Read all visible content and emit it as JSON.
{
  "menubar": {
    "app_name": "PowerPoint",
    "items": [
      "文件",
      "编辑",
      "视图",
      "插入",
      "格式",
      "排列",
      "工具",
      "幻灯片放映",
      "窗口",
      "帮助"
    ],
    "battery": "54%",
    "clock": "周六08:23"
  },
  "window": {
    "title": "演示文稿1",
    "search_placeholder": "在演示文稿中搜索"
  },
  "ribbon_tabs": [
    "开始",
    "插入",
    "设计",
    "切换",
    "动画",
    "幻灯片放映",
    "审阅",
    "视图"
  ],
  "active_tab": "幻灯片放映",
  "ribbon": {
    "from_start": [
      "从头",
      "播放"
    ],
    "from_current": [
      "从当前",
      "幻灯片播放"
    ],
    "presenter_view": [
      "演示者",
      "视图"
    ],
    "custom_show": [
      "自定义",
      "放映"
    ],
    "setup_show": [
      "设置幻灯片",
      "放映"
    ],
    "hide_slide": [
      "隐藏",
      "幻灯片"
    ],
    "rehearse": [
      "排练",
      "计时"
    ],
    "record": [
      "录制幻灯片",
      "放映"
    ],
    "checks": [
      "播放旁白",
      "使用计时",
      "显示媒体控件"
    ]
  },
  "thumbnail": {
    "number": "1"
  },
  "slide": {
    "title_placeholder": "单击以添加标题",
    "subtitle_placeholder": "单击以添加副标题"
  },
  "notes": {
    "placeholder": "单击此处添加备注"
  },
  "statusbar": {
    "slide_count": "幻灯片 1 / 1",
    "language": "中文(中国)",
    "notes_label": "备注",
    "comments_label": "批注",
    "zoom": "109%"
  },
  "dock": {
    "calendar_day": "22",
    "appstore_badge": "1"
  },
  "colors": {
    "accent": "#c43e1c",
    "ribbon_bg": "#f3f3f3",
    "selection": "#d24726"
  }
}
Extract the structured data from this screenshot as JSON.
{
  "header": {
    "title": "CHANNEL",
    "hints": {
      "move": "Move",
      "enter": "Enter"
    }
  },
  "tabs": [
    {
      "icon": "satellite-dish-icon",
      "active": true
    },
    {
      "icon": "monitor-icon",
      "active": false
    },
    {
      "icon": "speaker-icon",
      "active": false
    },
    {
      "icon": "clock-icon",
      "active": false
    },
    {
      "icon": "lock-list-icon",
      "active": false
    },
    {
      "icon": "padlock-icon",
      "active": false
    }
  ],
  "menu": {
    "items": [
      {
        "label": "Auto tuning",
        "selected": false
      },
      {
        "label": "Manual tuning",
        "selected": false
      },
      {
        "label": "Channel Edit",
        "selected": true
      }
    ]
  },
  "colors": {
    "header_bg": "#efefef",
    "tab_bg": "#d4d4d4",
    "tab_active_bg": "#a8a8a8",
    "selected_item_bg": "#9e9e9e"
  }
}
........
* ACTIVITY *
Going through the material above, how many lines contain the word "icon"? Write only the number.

* EXERCISE ANSWER *
6